- Domain Training: In addition to domain knowledge training, the scheme will emphasise functional and behavioural competencies.
It will allow government workers to continuously build and strengthen their Behavioral, Functional, and Domain Competencies through self-directed and mandated learning routes.
- Uniform Training Standard: It will harmonise training standards across the country, resulting in a shared knowledge of India’s aspirations and development objectives.
- New India’s Vision: Mission Karmayogi aims to create a future-ready civil service with the correct attitude, skills, and knowledge, all of which are linked with the vision of New India.
- On-Site Learning: It will place an emphasis on ‘on-site learning’ to supplement ‘off-site learning.’
- Best Practices Adoption: It will encourage and collaborate with the best-in-class creators of learning content, such as public training institutes, universities, start-ups, and individual specialists.
The bureaucracy has a tendency to reject change that threatens the status quo.
The bureaucracy, too, must recognise the value of domain knowledge and the need of shifting from a generalist to a specialist approach.
In today’s world, governance is becoming more technical by the day, and it is critical that those in positions of power have the necessary competence and experience in that area.
Thus, there should be a behavioural change in the bureaucracy as well, and they must accept the change as a need rather than an attack on their status quo.
Furthermore, these online courses must not be used as an additional option for officials to take sabbatical leave.
While this is a positive step, it is also true that bureaucratic laziness is only one side of the coin.
Political interference, which presents itself in transfers, is also guilty and must be addressed.
Ashok Khemka, an IAS officer from Haryana, is a living example of this, having been relocated 52 times in his career.
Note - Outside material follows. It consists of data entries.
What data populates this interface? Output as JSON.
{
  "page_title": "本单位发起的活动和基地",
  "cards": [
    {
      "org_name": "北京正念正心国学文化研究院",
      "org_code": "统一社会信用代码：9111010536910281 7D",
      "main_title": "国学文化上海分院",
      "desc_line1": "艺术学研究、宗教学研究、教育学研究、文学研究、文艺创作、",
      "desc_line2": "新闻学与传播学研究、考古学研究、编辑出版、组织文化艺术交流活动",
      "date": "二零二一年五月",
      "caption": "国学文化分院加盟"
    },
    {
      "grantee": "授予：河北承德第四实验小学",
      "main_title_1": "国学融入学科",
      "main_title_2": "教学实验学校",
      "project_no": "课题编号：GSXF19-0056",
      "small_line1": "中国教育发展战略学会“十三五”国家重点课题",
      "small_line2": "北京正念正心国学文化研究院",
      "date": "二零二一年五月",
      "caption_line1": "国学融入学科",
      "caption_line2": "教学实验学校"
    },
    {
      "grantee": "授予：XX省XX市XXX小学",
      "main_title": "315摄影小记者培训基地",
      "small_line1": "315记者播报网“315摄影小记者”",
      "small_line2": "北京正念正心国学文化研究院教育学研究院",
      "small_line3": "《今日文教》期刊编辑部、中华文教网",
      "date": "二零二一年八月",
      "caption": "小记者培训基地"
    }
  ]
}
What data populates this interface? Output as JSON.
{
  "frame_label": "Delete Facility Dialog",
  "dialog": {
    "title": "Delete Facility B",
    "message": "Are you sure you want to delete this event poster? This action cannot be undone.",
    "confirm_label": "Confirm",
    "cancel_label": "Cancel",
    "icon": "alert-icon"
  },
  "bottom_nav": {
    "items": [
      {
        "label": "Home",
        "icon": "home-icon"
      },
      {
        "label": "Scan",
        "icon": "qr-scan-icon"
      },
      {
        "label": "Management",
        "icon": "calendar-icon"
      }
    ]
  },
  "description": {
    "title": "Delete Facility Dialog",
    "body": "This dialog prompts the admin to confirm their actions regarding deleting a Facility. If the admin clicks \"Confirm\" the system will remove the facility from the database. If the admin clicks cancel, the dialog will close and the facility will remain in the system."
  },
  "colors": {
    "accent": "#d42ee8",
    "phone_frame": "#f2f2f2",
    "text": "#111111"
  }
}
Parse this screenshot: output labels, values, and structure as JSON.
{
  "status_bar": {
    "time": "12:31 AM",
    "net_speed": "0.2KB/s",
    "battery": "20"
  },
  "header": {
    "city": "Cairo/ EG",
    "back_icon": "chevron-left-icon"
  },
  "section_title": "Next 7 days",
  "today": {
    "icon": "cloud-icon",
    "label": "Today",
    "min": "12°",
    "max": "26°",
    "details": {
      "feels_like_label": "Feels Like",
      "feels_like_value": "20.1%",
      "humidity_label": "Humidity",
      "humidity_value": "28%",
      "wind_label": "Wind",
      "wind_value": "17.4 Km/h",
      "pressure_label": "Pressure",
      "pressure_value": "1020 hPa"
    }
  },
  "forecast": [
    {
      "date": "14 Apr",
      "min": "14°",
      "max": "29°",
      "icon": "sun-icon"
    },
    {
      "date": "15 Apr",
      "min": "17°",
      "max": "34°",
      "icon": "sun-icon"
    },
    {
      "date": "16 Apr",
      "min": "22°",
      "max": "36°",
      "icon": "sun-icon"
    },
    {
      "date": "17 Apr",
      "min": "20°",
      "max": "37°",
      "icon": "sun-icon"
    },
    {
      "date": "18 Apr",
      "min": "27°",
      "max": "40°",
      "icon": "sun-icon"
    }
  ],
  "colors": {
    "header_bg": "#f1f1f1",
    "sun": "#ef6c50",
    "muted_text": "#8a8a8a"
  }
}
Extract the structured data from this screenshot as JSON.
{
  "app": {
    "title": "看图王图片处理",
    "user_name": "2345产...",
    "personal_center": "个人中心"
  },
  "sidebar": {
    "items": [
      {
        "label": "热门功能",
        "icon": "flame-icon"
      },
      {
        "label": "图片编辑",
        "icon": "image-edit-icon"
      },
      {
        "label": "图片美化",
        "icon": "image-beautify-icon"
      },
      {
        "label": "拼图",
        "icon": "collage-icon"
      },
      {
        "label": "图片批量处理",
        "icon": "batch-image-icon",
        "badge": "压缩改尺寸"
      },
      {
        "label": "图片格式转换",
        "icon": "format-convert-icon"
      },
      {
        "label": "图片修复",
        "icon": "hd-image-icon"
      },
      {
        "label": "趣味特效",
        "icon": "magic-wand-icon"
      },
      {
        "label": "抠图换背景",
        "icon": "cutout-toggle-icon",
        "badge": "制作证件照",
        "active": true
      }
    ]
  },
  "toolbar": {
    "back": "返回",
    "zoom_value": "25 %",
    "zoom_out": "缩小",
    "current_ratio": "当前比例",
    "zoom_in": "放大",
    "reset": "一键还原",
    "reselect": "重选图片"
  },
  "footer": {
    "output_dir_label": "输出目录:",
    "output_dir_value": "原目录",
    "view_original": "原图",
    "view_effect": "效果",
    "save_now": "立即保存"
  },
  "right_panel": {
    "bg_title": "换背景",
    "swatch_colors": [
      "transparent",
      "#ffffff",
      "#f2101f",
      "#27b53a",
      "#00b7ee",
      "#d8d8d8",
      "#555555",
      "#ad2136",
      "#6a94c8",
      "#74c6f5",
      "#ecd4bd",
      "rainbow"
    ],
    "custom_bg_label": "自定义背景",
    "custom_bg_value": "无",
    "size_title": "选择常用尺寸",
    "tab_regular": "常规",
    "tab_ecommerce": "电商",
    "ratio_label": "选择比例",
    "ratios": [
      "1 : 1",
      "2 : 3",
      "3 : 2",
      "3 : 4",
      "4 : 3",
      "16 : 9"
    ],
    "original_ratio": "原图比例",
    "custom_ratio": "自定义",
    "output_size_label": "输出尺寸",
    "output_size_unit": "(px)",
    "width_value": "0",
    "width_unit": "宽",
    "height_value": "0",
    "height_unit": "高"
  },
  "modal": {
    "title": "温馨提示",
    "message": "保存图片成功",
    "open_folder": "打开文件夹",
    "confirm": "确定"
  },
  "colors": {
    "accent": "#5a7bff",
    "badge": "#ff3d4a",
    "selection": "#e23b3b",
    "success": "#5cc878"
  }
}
Clearly, the reform process will be difficult, but this is a step in the right direction.